When A Year in the Life came on, lovers of both Gilmore Girls and Parenthood were happy to see a whole slew of cameos from fellow Parenthood stars, including Mae Whitman, Kelly Wolf, Jason Ritter and Peter Krause.
Gilmore Girls Nostalgia
Gilmore Girls was always a very nostalgic show. Amy Sherman-Palladino clearly loves old Hollywood and 20th century relics, and she made sure to include these things in the bones of Gilmore Girls. For this reason, it’s strange to see the show demonstrating a meta nostalgia for itself.
A Year in the Life features all sorts of callbacks to the original show’s run. If the show ever returns again, fans made it clear they would prefer episodes closer in feel to the original run rather than the revival’s love for its own history.
Sticking the Landing
Because Amy Sherman-Palladino and her husband never got to end Gilmore Girls the way they wanted after being fired before the final season began, fans were excited to see the way the two would wrap up the revival without having to worry about studio interference. Before A Year in the Life even debuted, talk of the final scene set the internet ablaze.

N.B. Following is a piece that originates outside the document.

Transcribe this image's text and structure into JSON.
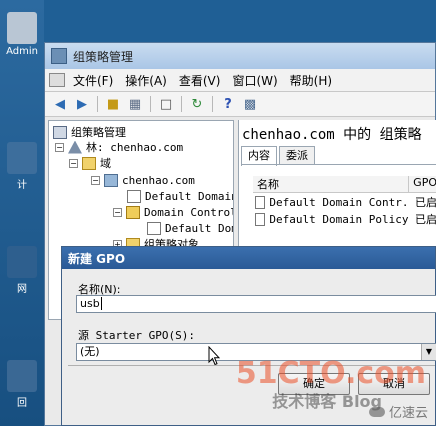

How would it all end? The buildup was filled with anticipation, but when viewers finally reached that point, they accused the Palladinos of bungling the finale. Regardless, Amy had envisioned it that way from the very beginning. Be careful what you wish for, fans.